The manager of the Achill Centre of Contact 4, Mr James Dunlop, said they are very pleased with the progress the centre has made in Achill since it opened in July and the standard among the staff is very high. He said the company was very lucky with the retention rate of staff and feels this is one of the strong attractions of locating call centres in small communities. He noted that in large cities, where call centres can employ up to 700 people, a lot of time is taken up in training, as employees come and go on a regular basis, but in places like Achill the local people see the jobs as long-term ones.
Despite employing nearly 40 people of all ages, James feels the big challenge for Contact 4 in Achill in the coming months is getting more staff to cater for the increasing demand in work.
“The standard of the people we have in general is very high. We only started a few months ago and so far we are pleased with the people we have got, but we need more. The biggest challenge we have here is maintaining the numbers, we are very lucky that the attrition rate is very low, so the people we are getting in are very happy to stay here. We have about 46 desks which can be filled so we have room to expand further, and if we have the people coming through the door we will certainly have work for them. We have more work than people at the moment, which is a good thing, especially when you are looking to the future,” he explained.
While James and his team are generally looking for confident people to work on phones, he finds that once people start getting used to the job they gradually grow into their position. They usually start people on call surveys campaigns before moving them on to telesales where they can gain commission on the amount of sales they make in a week.
“A lot of centres are boring and a that’s a challenge from a management point of view, but the natural resource here is so positive and that is testament to the staff; they do not need a great deal of motivation.

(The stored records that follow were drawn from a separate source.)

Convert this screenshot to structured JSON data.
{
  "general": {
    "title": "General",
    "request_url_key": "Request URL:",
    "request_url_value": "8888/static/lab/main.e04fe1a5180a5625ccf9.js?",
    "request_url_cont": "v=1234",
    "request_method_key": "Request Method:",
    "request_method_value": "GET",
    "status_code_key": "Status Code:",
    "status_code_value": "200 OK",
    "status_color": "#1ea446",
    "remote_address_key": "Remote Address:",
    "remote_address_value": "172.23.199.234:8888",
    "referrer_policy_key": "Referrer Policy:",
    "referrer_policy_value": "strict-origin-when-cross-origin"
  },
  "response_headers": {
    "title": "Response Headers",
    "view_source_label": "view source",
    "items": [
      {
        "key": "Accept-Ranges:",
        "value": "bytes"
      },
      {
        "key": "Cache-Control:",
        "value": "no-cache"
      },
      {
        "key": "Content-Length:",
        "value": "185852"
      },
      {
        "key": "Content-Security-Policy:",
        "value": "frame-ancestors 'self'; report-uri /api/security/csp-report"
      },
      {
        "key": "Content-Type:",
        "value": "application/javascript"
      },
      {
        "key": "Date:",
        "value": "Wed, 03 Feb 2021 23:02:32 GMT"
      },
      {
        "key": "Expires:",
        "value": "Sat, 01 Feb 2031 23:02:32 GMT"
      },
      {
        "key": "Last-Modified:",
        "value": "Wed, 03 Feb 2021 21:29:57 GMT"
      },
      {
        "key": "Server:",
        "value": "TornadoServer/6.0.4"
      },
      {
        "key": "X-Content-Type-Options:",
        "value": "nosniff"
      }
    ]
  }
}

I’ve been to a number of call centres and it is very clear there is something missing and that something is motivation to work.”
Mary Boyle from Currane has been working in Contact 4 since it opened in July and, despite not working in a call centre before, she feels she is growing into it and is enjoying the work.
“I attended a call centre course about four years ago, so when the job came I went into it. It was a bit daunting at first but it is grand once you get into it. We had two days training and on the third day we went live and it has gone quite well since. It is a good laugh here, talking to each other between calls. It can be stressful if you take it to heart, but you have to take the good with the bad. I have recommended the job to other people and would continue to recommend it,” said Mary.
Terence Dever of CFAA believes the success of Contact 4 shows that these types of industries are what is needed in Achill and they are in negotiations with Údarás an Gaeltachta with a view to attracting another call centre to the island. He feels Contact 4 will be in Achill for a number of years and believes it will continue to provide the long-term employment for the community.